Toward the end of the ‘The Lovers’ – the season 1 finale of Da Vinci’s Demons – Leonardo’s pal Zoroaster mentions the tarot card that inspired da Vinci to save the Medicis and Florence could also be interpreted as meaning “journey thwarted.” It is a line intended to sound ominous and to help telegraph the commotion in which the protagonist will soon find himself, but it also (perhaps unwittingly) does a great job of summing up the series to this point.
Aside from the disconcerting issue that Zoroaster feeds this information more to the audience than to anyone else, the two words point to a fundamental issue that has weighed down the first season of this quasi-fantasy series. Despite the introduction of a fairly strong and intriguing premise in the premiere, the storyline almost immediately headed in the opposite direction, finding one reason or another not to progress the central plot at the heart of the series and instead go on a series of hit and miss side quests.
While those side quests certainly had their fair share of entertaining moments (guano bombs, anyone?), it gradually became difficult to see a connection between the individual stories and progression of the overall narrative. All season long, we saw the series try on a multitude of different hats. Sometimes the story would highlight da Vinci’s abilities by having him solve a crime CSI-style, or build a devastating new weapon for the Medicis, but by and large, they mostly just served to set hurdles for an already overstuffed storyline. It began to feel like the writers were throwing ideas at the wall to see what would stick, delaying the narrative’s evolution and handing out twists and riddles at the end of each episode as a way to create the impression of development.
And that’s ultimately the biggest detractor for the series. While each episode managed to tell a self-contained story, they were often times so different from one another and generally unrelated to the issue of the Book of Leaves and the Vault of Heaven that Da Vinci’s Demons struggled to remain consistent while actually experiencing forward momentum. Steadily, the promise of what’s to come attempted to excuse the lack of forward momentum, and given the sheer amount of kitchen sink storytelling going on, the vast majority of narrative relied on the promise of some resolution that was perpetually on the horizon.

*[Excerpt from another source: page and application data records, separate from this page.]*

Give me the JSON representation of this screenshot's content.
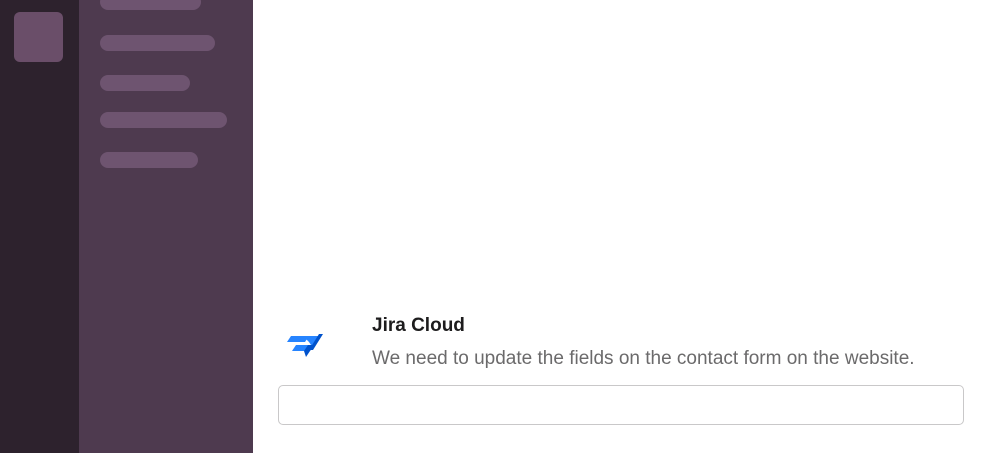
{
  "app": {
    "accent_color": "#4e3a4f",
    "rail_color": "#2d222d"
  },
  "message": {
    "sender": "Jira Cloud",
    "text": "We need to update the fields on the contact form on the website.",
    "icon": "jira-icon",
    "icon_colors": [
      "#2684ff",
      "#0052cc"
    ]
  },
  "composer": {
    "value": "",
    "placeholder": ""
  }
}
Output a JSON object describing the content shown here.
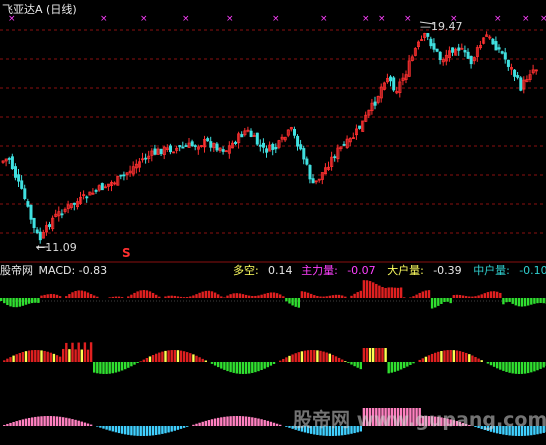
{
  "header": {
    "title": "飞亚达A (日线)"
  },
  "price_panel": {
    "high_label": "19.47",
    "low_label": "11.09",
    "signal_mark": "S",
    "grid_levels": 8
  },
  "indicator": {
    "name": "股帝网",
    "macd_label": "MACD: -0.83",
    "values": [
      {
        "label": "多空:",
        "value": "0.14",
        "label_color": "#ffff60",
        "value_color": "#e8e8e8"
      },
      {
        "label": "主力量:",
        "value": "-0.07",
        "label_color": "#ff40ff",
        "value_color": "#ff40ff"
      },
      {
        "label": "大户量:",
        "value": "-0.39",
        "label_color": "#ffff60",
        "value_color": "#e8e8e8"
      },
      {
        "label": "中户量:",
        "value": "-0.10",
        "label_color": "#30d0d0",
        "value_color": "#30d0d0"
      }
    ],
    "extra_glyph": "♀"
  },
  "watermark": "股帝网 www.gupang.com",
  "colors": {
    "up": "#ff3030",
    "down": "#40e0e0",
    "grid": "#8a1010",
    "bar_red": "#e02020",
    "bar_green": "#30e030",
    "bar_yellow": "#ffff50",
    "bar_cyan": "#40d0ff",
    "bar_pink": "#ff80c0",
    "marker": "#ff40ff"
  }
}
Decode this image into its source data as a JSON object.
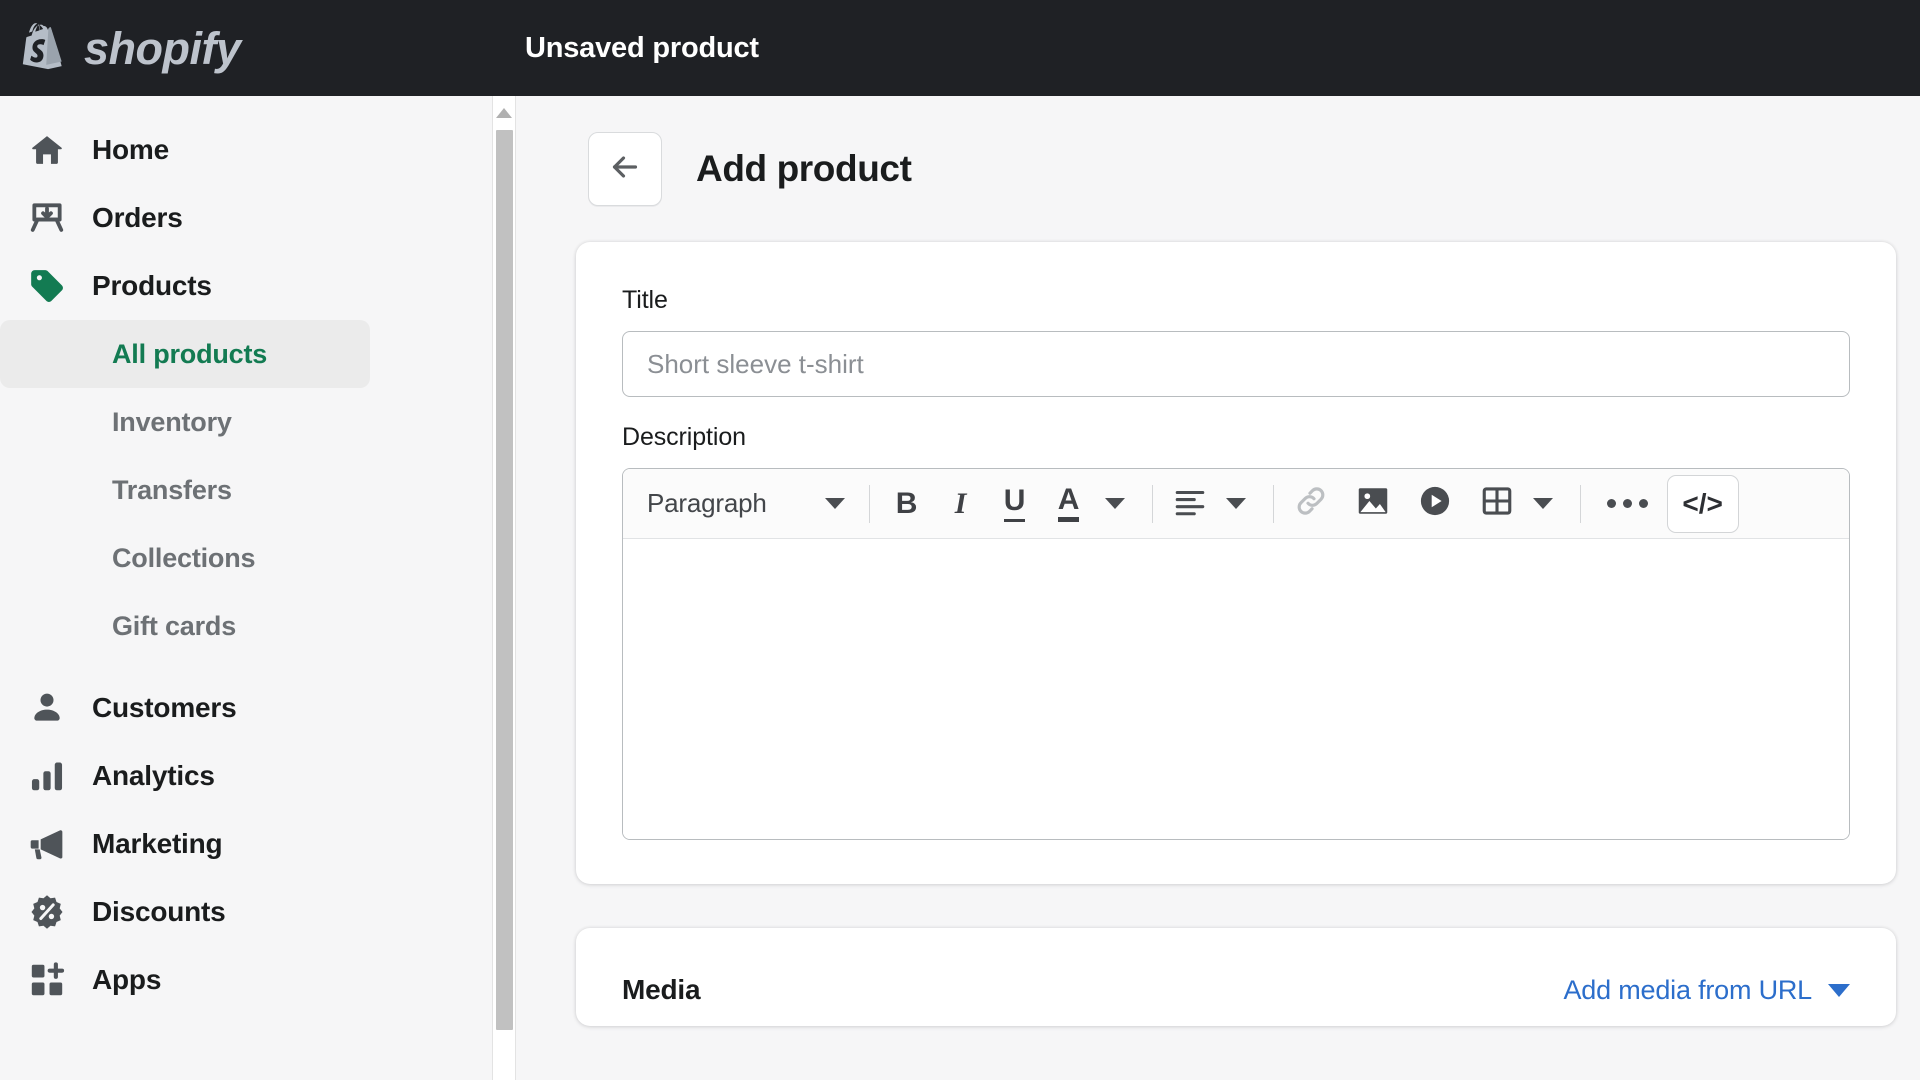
{
  "topbar": {
    "brand_name": "shopify",
    "logo_icon": "shopify-bag-icon",
    "title": "Unsaved product"
  },
  "sidebar": {
    "items": [
      {
        "label": "Home",
        "icon": "home-icon",
        "active": false
      },
      {
        "label": "Orders",
        "icon": "orders-inbox-icon",
        "active": false
      },
      {
        "label": "Products",
        "icon": "product-tag-icon",
        "active": true
      }
    ],
    "sub_items": [
      {
        "label": "All products",
        "active": true
      },
      {
        "label": "Inventory",
        "active": false
      },
      {
        "label": "Transfers",
        "active": false
      },
      {
        "label": "Collections",
        "active": false
      },
      {
        "label": "Gift cards",
        "active": false
      }
    ],
    "items_lower": [
      {
        "label": "Customers",
        "icon": "customer-person-icon"
      },
      {
        "label": "Analytics",
        "icon": "analytics-bars-icon"
      },
      {
        "label": "Marketing",
        "icon": "marketing-megaphone-icon"
      },
      {
        "label": "Discounts",
        "icon": "discount-percent-badge-icon"
      },
      {
        "label": "Apps",
        "icon": "apps-grid-plus-icon"
      }
    ]
  },
  "page": {
    "back_icon": "arrow-left-icon",
    "title": "Add product"
  },
  "product_card": {
    "title_label": "Title",
    "title_value": "",
    "title_placeholder": "Short sleeve t-shirt",
    "description_label": "Description"
  },
  "editor_toolbar": {
    "style_select": "Paragraph",
    "buttons": [
      {
        "name": "bold-button",
        "glyph": "B"
      },
      {
        "name": "italic-button",
        "glyph": "I"
      },
      {
        "name": "underline-button",
        "glyph": "U"
      },
      {
        "name": "text-color-button",
        "glyph": "A"
      },
      {
        "name": "align-button",
        "glyph": "align-left-icon"
      },
      {
        "name": "link-button",
        "glyph": "link-icon"
      },
      {
        "name": "image-button",
        "glyph": "image-icon"
      },
      {
        "name": "video-button",
        "glyph": "video-play-icon"
      },
      {
        "name": "table-button",
        "glyph": "table-icon"
      },
      {
        "name": "more-button",
        "glyph": "ellipsis-icon"
      },
      {
        "name": "code-button",
        "glyph": "</>"
      }
    ],
    "code_label": "</>"
  },
  "media_card": {
    "title": "Media",
    "add_from_url_label": "Add media from URL"
  },
  "colors": {
    "topbar_bg": "#1f2125",
    "accent_green": "#137b52",
    "link_blue": "#2c6ecb",
    "page_bg": "#f6f6f7"
  }
}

Take into consideration the various plot threads ‘The Lovers’ had to deal with, and how it skirted resolution and progression by introducing several more twists to the story (like Pope Sixtus’ imprisoned brother, which delivered the news that Lucretia Donati was niece to the pope and cousin to Riario), and, unsurprisingly, ending the season on a cliffhanger.
But the episode is by no means a disaster. There are plenty of things to enjoy, like the ham-fisted way the script tells the audience why things are significant, rather than illustrating their importance, such as when da Vinci is troubled by a falcon and Zoroaster tells him, “I’ll wager that bird is an omen meant for you alone.” Or later, when Giuliano is struck down in the Medicis’ clash with the Pazzis, his lover Vanessa holds him as he dies (and in case there was any confusion, Giuliano tells her, “I’m dying, Vanessa.”) and declares, “Your line will live on in me. I’m bearing your child, your son, Giuliano.”
And yet, there is still a potentially thrilling show in Da Vinci’s Demons – if only the writers would eliminate or greatly reduce the unnecessary narrative elements and free the series from the shackles of “the real world.” The basic foundation of the series is that history is a lie, so why not enjoy the freedom to go nuts and fully utilize the premise that whatever crazy stuff happens will eventually be erased from the annals of history? We saw this a few times in episodes like ‘The Devil‘ and ‘The Hierophant.’ And while those chapters still had issues in terms of storytelling, there was a greater sense of freedom and a willingness to play in what could be a very unique and entertaining world that made them stand out from the rest.
Since it’s only been eight episodes, Da Vinci’s Demons can still deliver on its promise of becoming an actual adventure series. But in order to truly improve in season 2, the series needs to start going somewhere.
Da Vinci’s Demons will return to Starz sometime in 2014.